TASK STATEMENT - Reprint the lines below as they are, minus the pictures.

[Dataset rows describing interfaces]
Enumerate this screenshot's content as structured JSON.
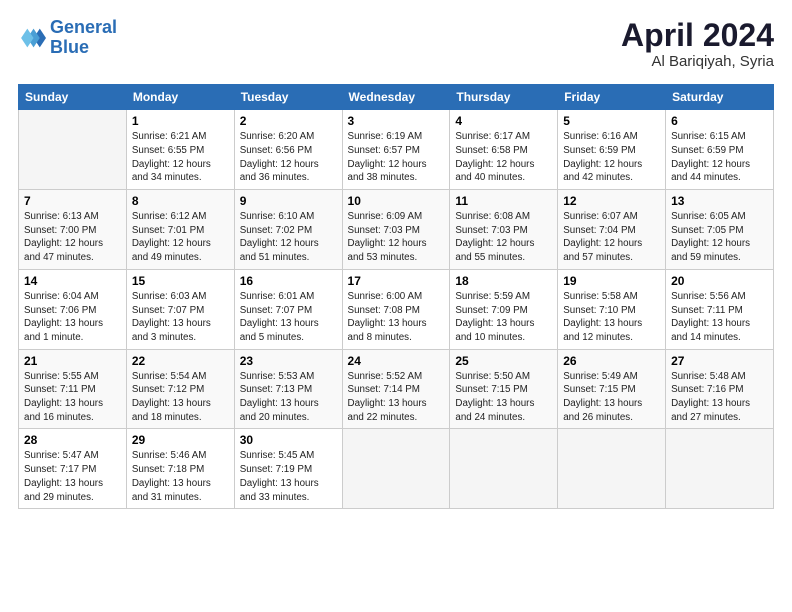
{
  "logo": {
    "line1": "General",
    "line2": "Blue"
  },
  "title": "April 2024",
  "subtitle": "Al Bariqiyah, Syria",
  "days_of_week": [
    "Sunday",
    "Monday",
    "Tuesday",
    "Wednesday",
    "Thursday",
    "Friday",
    "Saturday"
  ],
  "weeks": [
    [
      {
        "day": "",
        "info": ""
      },
      {
        "day": "1",
        "info": "Sunrise: 6:21 AM\nSunset: 6:55 PM\nDaylight: 12 hours\nand 34 minutes."
      },
      {
        "day": "2",
        "info": "Sunrise: 6:20 AM\nSunset: 6:56 PM\nDaylight: 12 hours\nand 36 minutes."
      },
      {
        "day": "3",
        "info": "Sunrise: 6:19 AM\nSunset: 6:57 PM\nDaylight: 12 hours\nand 38 minutes."
      },
      {
        "day": "4",
        "info": "Sunrise: 6:17 AM\nSunset: 6:58 PM\nDaylight: 12 hours\nand 40 minutes."
      },
      {
        "day": "5",
        "info": "Sunrise: 6:16 AM\nSunset: 6:59 PM\nDaylight: 12 hours\nand 42 minutes."
      },
      {
        "day": "6",
        "info": "Sunrise: 6:15 AM\nSunset: 6:59 PM\nDaylight: 12 hours\nand 44 minutes."
      }
    ],
    [
      {
        "day": "7",
        "info": "Sunrise: 6:13 AM\nSunset: 7:00 PM\nDaylight: 12 hours\nand 47 minutes."
      },
      {
        "day": "8",
        "info": "Sunrise: 6:12 AM\nSunset: 7:01 PM\nDaylight: 12 hours\nand 49 minutes."
      },
      {
        "day": "9",
        "info": "Sunrise: 6:10 AM\nSunset: 7:02 PM\nDaylight: 12 hours\nand 51 minutes."
      },
      {
        "day": "10",
        "info": "Sunrise: 6:09 AM\nSunset: 7:03 PM\nDaylight: 12 hours\nand 53 minutes."
      },
      {
        "day": "11",
        "info": "Sunrise: 6:08 AM\nSunset: 7:03 PM\nDaylight: 12 hours\nand 55 minutes."
      },
      {
        "day": "12",
        "info": "Sunrise: 6:07 AM\nSunset: 7:04 PM\nDaylight: 12 hours\nand 57 minutes."
      },
      {
        "day": "13",
        "info": "Sunrise: 6:05 AM\nSunset: 7:05 PM\nDaylight: 12 hours\nand 59 minutes."
      }
    ],
    [
      {
        "day": "14",
        "info": "Sunrise: 6:04 AM\nSunset: 7:06 PM\nDaylight: 13 hours\nand 1 minute."
      },
      {
        "day": "15",
        "info": "Sunrise: 6:03 AM\nSunset: 7:07 PM\nDaylight: 13 hours\nand 3 minutes."
      },
      {
        "day": "16",
        "info": "Sunrise: 6:01 AM\nSunset: 7:07 PM\nDaylight: 13 hours\nand 5 minutes."
      },
      {
        "day": "17",
        "info": "Sunrise: 6:00 AM\nSunset: 7:08 PM\nDaylight: 13 hours\nand 8 minutes."
      },
      {
        "day": "18",
        "info": "Sunrise: 5:59 AM\nSunset: 7:09 PM\nDaylight: 13 hours\nand 10 minutes."
      },
      {
        "day": "19",
        "info": "Sunrise: 5:58 AM\nSunset: 7:10 PM\nDaylight: 13 hours\nand 12 minutes."
      },
      {
        "day": "20",
        "info": "Sunrise: 5:56 AM\nSunset: 7:11 PM\nDaylight: 13 hours\nand 14 minutes."
      }
    ],
    [
      {
        "day": "21",
        "info": "Sunrise: 5:55 AM\nSunset: 7:11 PM\nDaylight: 13 hours\nand 16 minutes."
      },
      {
        "day": "22",
        "info": "Sunrise: 5:54 AM\nSunset: 7:12 PM\nDaylight: 13 hours\nand 18 minutes."
      },
      {
        "day": "23",
        "info": "Sunrise: 5:53 AM\nSunset: 7:13 PM\nDaylight: 13 hours\nand 20 minutes."
      },
      {
        "day": "24",
        "info": "Sunrise: 5:52 AM\nSunset: 7:14 PM\nDaylight: 13 hours\nand 22 minutes."
      },
      {
        "day": "25",
        "info": "Sunrise: 5:50 AM\nSunset: 7:15 PM\nDaylight: 13 hours\nand 24 minutes."
      },
      {
        "day": "26",
        "info": "Sunrise: 5:49 AM\nSunset: 7:15 PM\nDaylight: 13 hours\nand 26 minutes."
      },
      {
        "day": "27",
        "info": "Sunrise: 5:48 AM\nSunset: 7:16 PM\nDaylight: 13 hours\nand 27 minutes."
      }
    ],
    [
      {
        "day": "28",
        "info": "Sunrise: 5:47 AM\nSunset: 7:17 PM\nDaylight: 13 hours\nand 29 minutes."
      },
      {
        "day": "29",
        "info": "Sunrise: 5:46 AM\nSunset: 7:18 PM\nDaylight: 13 hours\nand 31 minutes."
      },
      {
        "day": "30",
        "info": "Sunrise: 5:45 AM\nSunset: 7:19 PM\nDaylight: 13 hours\nand 33 minutes."
      },
      {
        "day": "",
        "info": ""
      },
      {
        "day": "",
        "info": ""
      },
      {
        "day": "",
        "info": ""
      },
      {
        "day": "",
        "info": ""
      }
    ]
  ]
}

RESPONSE TO THIS TASK -
Enumerate this screenshot's content as structured JSON.
{
  "logo": {
    "line1": "General",
    "line2": "Blue"
  },
  "title": "April 2024",
  "subtitle": "Al Bariqiyah, Syria",
  "days_of_week": [
    "Sunday",
    "Monday",
    "Tuesday",
    "Wednesday",
    "Thursday",
    "Friday",
    "Saturday"
  ],
  "weeks": [
    [
      {
        "day": "",
        "info": ""
      },
      {
        "day": "1",
        "info": "Sunrise: 6:21 AM\nSunset: 6:55 PM\nDaylight: 12 hours\nand 34 minutes."
      },
      {
        "day": "2",
        "info": "Sunrise: 6:20 AM\nSunset: 6:56 PM\nDaylight: 12 hours\nand 36 minutes."
      },
      {
        "day": "3",
        "info": "Sunrise: 6:19 AM\nSunset: 6:57 PM\nDaylight: 12 hours\nand 38 minutes."
      },
      {
        "day": "4",
        "info": "Sunrise: 6:17 AM\nSunset: 6:58 PM\nDaylight: 12 hours\nand 40 minutes."
      },
      {
        "day": "5",
        "info": "Sunrise: 6:16 AM\nSunset: 6:59 PM\nDaylight: 12 hours\nand 42 minutes."
      },
      {
        "day": "6",
        "info": "Sunrise: 6:15 AM\nSunset: 6:59 PM\nDaylight: 12 hours\nand 44 minutes."
      }
    ],
    [
      {
        "day": "7",
        "info": "Sunrise: 6:13 AM\nSunset: 7:00 PM\nDaylight: 12 hours\nand 47 minutes."
      },
      {
        "day": "8",
        "info": "Sunrise: 6:12 AM\nSunset: 7:01 PM\nDaylight: 12 hours\nand 49 minutes."
      },
      {
        "day": "9",
        "info": "Sunrise: 6:10 AM\nSunset: 7:02 PM\nDaylight: 12 hours\nand 51 minutes."
      },
      {
        "day": "10",
        "info": "Sunrise: 6:09 AM\nSunset: 7:03 PM\nDaylight: 12 hours\nand 53 minutes."
      },
      {
        "day": "11",
        "info": "Sunrise: 6:08 AM\nSunset: 7:03 PM\nDaylight: 12 hours\nand 55 minutes."
      },
      {
        "day": "12",
        "info": "Sunrise: 6:07 AM\nSunset: 7:04 PM\nDaylight: 12 hours\nand 57 minutes."
      },
      {
        "day": "13",
        "info": "Sunrise: 6:05 AM\nSunset: 7:05 PM\nDaylight: 12 hours\nand 59 minutes."
      }
    ],
    [
      {
        "day": "14",
        "info": "Sunrise: 6:04 AM\nSunset: 7:06 PM\nDaylight: 13 hours\nand 1 minute."
      },
      {
        "day": "15",
        "info": "Sunrise: 6:03 AM\nSunset: 7:07 PM\nDaylight: 13 hours\nand 3 minutes."
      },
      {
        "day": "16",
        "info": "Sunrise: 6:01 AM\nSunset: 7:07 PM\nDaylight: 13 hours\nand 5 minutes."
      },
      {
        "day": "17",
        "info": "Sunrise: 6:00 AM\nSunset: 7:08 PM\nDaylight: 13 hours\nand 8 minutes."
      },
      {
        "day": "18",
        "info": "Sunrise: 5:59 AM\nSunset: 7:09 PM\nDaylight: 13 hours\nand 10 minutes."
      },
      {
        "day": "19",
        "info": "Sunrise: 5:58 AM\nSunset: 7:10 PM\nDaylight: 13 hours\nand 12 minutes."
      },
      {
        "day": "20",
        "info": "Sunrise: 5:56 AM\nSunset: 7:11 PM\nDaylight: 13 hours\nand 14 minutes."
      }
    ],
    [
      {
        "day": "21",
        "info": "Sunrise: 5:55 AM\nSunset: 7:11 PM\nDaylight: 13 hours\nand 16 minutes."
      },
      {
        "day": "22",
        "info": "Sunrise: 5:54 AM\nSunset: 7:12 PM\nDaylight: 13 hours\nand 18 minutes."
      },
      {
        "day": "23",
        "info": "Sunrise: 5:53 AM\nSunset: 7:13 PM\nDaylight: 13 hours\nand 20 minutes."
      },
      {
        "day": "24",
        "info": "Sunrise: 5:52 AM\nSunset: 7:14 PM\nDaylight: 13 hours\nand 22 minutes."
      },
      {
        "day": "25",
        "info": "Sunrise: 5:50 AM\nSunset: 7:15 PM\nDaylight: 13 hours\nand 24 minutes."
      },
      {
        "day": "26",
        "info": "Sunrise: 5:49 AM\nSunset: 7:15 PM\nDaylight: 13 hours\nand 26 minutes."
      },
      {
        "day": "27",
        "info": "Sunrise: 5:48 AM\nSunset: 7:16 PM\nDaylight: 13 hours\nand 27 minutes."
      }
    ],
    [
      {
        "day": "28",
        "info": "Sunrise: 5:47 AM\nSunset: 7:17 PM\nDaylight: 13 hours\nand 29 minutes."
      },
      {
        "day": "29",
        "info": "Sunrise: 5:46 AM\nSunset: 7:18 PM\nDaylight: 13 hours\nand 31 minutes."
      },
      {
        "day": "30",
        "info": "Sunrise: 5:45 AM\nSunset: 7:19 PM\nDaylight: 13 hours\nand 33 minutes."
      },
      {
        "day": "",
        "info": ""
      },
      {
        "day": "",
        "info": ""
      },
      {
        "day": "",
        "info": ""
      },
      {
        "day": "",
        "info": ""
      }
    ]
  ]
}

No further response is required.